Luna is the indie rock band you’ve been looking for, but you wouldn’t know it. I was the youngest person at Luna’s show at The Haunt on Oct. 16. Even though I felt like I was hanging out with my parents’ cool friends, I found a new favorite band. The band was formed 10 years before I was born, but their music is just as good today as it was then.
Luna’s performance at The Haunt had a simple setup, with a vocalist, two guitars, a bassist and a drummer. With few instruments and effects, the band created a dreamy yet grounded sound. The guitarists’ sound was ethereal, yet the bass and drums connected the audience into the world of the almost psychedelic melodies of the guitars. Vocalist Dean Wareham has a clear, soothing, down-to-Earth voice which reminds me of the realness and emotion of Lou Reed in Pale Blue Eyes.
Like the music of Mazzy Star, Luna washes over you. I turned to my friend and told her “I’m dissociating” during the song “Fuzzy Wuzzy,” where the thrumming of the guitars and the constant palpitating bass put me under a spell. Later songs broke this spell with harder rock guitar solos which put me in a state of awe and excitement.
Most of the audience was my age in the 90s, just when Luna was at its most popular. All eyes of the colorful crowd of middle-aged Ithacans were fixed on the stage; as they swayed and smiled, perhaps being transported back in time, I could see the profound impact of this music on these people’s lives. A pony-tailed man in a Yankees hat seemed like he wanted to mosh, an ecstatic woman in a blue cowboy hat danced across all corners of The Haunt and no one was posting on their Snapchat stories — they simply enjoyed the show. Having been to a few Ithaca concerts filled with college students, being in a smaller venue without a pair of Fila sneakers in sight was refreshing.

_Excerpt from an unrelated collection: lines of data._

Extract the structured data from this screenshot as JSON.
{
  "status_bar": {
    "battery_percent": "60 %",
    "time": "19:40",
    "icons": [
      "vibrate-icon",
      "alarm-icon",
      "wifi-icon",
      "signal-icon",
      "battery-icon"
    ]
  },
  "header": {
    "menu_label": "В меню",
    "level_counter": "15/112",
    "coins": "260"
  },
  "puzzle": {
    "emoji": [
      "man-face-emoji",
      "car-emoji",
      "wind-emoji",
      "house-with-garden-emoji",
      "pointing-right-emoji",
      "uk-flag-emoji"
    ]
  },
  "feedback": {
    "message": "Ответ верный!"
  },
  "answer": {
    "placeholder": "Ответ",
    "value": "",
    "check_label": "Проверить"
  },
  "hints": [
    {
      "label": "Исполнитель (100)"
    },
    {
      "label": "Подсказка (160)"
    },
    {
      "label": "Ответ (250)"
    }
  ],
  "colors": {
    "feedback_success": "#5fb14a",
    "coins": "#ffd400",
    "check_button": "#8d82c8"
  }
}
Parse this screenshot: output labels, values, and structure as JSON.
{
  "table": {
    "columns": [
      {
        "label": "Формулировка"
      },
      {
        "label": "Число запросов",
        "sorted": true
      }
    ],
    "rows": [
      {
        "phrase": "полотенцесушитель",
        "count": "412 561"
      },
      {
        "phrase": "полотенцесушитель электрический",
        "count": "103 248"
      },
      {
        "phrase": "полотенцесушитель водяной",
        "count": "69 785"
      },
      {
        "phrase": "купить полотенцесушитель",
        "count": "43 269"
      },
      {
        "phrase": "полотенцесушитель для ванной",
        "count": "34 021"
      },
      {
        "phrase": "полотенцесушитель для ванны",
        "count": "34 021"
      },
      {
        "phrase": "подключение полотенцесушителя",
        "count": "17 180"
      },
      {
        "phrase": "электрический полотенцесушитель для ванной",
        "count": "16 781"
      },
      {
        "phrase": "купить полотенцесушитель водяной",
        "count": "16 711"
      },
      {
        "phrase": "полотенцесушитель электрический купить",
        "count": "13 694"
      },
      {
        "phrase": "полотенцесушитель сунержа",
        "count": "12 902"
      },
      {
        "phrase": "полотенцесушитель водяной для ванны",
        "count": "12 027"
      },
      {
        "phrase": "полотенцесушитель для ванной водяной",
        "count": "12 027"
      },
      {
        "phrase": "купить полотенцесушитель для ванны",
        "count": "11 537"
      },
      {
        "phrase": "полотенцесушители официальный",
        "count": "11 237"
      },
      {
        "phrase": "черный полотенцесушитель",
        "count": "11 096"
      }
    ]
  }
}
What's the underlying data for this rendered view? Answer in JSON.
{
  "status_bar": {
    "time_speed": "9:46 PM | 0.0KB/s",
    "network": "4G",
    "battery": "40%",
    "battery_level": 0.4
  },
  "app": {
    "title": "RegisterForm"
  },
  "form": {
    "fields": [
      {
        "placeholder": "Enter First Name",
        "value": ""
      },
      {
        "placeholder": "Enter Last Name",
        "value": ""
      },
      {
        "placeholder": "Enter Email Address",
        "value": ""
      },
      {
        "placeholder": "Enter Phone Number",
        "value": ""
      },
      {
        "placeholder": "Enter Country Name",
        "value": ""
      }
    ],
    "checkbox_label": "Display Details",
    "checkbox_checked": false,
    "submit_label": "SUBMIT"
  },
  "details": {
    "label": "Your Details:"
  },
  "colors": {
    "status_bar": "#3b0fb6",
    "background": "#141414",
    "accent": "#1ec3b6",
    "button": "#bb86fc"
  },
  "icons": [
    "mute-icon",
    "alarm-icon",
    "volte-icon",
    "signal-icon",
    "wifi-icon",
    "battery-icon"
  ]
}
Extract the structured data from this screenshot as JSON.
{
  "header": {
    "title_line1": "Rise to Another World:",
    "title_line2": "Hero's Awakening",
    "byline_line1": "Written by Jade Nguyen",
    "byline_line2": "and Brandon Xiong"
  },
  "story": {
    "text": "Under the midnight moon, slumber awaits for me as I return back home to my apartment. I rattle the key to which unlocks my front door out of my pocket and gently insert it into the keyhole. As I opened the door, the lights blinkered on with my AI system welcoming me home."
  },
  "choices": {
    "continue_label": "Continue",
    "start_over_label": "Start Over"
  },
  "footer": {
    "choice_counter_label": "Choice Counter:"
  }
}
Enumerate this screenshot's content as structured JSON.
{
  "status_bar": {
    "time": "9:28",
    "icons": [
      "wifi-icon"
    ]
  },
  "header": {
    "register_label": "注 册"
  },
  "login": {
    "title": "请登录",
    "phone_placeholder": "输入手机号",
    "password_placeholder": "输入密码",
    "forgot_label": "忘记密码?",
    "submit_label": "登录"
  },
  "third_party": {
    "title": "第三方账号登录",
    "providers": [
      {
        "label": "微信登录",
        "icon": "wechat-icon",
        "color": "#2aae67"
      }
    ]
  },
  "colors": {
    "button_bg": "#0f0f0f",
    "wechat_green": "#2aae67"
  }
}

If you’re just starting to listen to Luna, like I am, I recommend you begin with their most famous album from 1994, Bewitched. The first song on the album, “California (All the Way),” will transport you to a grungy yet homey basement. “Going Home” made me feel the same way I felt visiting home on fall break for the first time after a breakup; “I love her still,” Wareham sings, “we’re goin’ home.” By the last song on the album, you feel like you’ve been catching up with your best friend from high school. You feel might feel a little sad, but understood.
I didn’t know the band Luna before the concert, but after I saw them live, I added Luna’s music to my most listened-to playlists. Whether you’re walking to class on a rainy day or just chilling in bed thinking after a long day, Luna is there for you.
This article was edited to correct an error regarding an album by a different band also named Luna.
Emma Plowe is a freshman in the College of Arts and Sciences. She can be reached at firstname.lastname@example.org.